**Instructions to follow:**
Among the entries, find the lines with the string "Ribbon" and report them.
↓↓↓
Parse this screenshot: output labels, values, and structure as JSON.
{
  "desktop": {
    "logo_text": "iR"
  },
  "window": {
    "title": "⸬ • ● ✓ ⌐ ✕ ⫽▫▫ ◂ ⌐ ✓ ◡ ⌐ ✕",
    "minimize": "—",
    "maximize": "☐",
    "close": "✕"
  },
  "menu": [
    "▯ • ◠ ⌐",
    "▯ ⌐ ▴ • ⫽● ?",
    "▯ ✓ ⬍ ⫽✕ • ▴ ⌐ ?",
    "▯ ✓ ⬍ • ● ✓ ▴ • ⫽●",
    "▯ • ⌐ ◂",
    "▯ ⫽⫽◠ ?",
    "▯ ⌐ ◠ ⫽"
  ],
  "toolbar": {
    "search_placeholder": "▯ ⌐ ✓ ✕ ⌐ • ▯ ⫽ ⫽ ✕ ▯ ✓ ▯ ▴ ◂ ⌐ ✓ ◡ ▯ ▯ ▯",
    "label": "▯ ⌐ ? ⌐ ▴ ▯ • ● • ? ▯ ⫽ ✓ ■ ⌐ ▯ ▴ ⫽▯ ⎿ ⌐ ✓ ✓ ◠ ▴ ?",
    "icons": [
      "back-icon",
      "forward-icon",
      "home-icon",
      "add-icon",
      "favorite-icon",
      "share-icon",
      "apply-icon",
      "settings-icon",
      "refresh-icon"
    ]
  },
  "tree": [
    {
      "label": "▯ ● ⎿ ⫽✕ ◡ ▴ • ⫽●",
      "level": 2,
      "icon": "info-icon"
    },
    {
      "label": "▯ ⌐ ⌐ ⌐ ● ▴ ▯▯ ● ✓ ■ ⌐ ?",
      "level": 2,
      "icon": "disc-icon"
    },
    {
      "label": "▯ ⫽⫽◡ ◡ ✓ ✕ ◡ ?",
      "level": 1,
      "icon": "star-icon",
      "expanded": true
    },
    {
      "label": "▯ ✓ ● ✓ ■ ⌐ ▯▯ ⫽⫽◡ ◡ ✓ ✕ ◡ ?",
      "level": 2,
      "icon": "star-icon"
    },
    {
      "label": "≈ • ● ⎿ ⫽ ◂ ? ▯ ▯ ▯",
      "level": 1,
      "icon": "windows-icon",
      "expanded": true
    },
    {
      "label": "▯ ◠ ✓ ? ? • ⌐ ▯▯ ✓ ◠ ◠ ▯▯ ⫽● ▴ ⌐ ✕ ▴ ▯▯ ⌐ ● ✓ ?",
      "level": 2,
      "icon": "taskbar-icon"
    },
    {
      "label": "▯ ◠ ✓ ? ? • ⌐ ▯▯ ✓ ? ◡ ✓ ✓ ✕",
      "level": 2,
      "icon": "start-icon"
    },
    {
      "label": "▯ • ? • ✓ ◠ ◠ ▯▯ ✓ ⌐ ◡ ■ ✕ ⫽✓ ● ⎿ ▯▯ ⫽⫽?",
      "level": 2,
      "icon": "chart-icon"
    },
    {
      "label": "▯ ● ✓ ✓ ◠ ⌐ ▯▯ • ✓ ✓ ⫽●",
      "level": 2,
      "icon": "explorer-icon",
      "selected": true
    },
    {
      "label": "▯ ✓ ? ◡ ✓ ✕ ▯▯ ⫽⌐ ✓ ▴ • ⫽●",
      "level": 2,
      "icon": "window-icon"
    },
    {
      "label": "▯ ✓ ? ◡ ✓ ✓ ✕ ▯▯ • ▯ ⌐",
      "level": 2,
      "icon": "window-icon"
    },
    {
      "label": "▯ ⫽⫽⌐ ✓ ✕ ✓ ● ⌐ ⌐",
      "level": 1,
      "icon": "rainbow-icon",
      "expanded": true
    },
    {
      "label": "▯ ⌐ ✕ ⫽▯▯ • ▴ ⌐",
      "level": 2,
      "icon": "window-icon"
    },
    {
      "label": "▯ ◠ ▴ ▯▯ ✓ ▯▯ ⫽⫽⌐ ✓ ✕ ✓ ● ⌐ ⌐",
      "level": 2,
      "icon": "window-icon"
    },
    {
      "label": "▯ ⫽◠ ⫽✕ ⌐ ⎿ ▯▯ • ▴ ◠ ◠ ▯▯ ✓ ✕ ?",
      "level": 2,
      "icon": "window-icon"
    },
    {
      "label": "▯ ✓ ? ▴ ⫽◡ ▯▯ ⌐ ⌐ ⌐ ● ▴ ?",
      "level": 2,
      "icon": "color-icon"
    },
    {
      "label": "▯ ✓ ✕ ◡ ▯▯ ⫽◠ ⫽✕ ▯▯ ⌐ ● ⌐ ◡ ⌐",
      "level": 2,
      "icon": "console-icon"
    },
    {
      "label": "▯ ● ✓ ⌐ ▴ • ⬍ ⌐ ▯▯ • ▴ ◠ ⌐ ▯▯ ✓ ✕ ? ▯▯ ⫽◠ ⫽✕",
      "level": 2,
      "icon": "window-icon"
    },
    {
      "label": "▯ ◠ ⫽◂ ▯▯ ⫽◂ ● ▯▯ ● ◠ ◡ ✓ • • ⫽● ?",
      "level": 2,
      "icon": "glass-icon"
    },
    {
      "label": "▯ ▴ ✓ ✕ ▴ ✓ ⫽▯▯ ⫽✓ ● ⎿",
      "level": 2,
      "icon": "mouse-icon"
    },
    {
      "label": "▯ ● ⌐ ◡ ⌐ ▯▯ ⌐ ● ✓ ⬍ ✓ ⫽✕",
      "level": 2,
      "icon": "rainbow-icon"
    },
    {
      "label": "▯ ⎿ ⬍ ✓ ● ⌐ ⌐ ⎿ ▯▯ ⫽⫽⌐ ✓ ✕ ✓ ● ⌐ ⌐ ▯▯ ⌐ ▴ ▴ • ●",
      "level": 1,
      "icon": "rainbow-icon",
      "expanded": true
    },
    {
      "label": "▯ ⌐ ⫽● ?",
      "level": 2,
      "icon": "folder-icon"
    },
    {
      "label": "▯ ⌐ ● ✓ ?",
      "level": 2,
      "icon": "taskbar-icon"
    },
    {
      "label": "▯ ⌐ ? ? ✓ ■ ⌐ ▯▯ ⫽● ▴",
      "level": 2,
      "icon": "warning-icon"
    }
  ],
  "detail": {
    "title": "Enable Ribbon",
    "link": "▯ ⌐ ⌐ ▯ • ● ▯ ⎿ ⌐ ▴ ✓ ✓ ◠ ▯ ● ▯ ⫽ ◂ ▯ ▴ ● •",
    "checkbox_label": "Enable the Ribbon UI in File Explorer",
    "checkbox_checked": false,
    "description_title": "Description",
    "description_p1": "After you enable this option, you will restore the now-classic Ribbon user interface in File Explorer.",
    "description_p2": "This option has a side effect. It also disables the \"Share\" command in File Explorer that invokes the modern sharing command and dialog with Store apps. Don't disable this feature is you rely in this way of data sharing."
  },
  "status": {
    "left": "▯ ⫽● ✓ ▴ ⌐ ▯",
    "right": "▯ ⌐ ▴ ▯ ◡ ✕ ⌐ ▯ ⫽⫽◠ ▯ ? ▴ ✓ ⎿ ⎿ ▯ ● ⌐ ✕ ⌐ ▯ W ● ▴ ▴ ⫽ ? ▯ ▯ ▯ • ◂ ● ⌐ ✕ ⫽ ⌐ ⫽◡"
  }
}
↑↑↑
**Solution to this task:**
    "title": "Enable Ribbon",
    "checkbox_label": "Enable the Ribbon UI in File Explorer",
    "description_p1": "After you enable this option, you will restore the now-classic Ribbon user interface in File Explorer.",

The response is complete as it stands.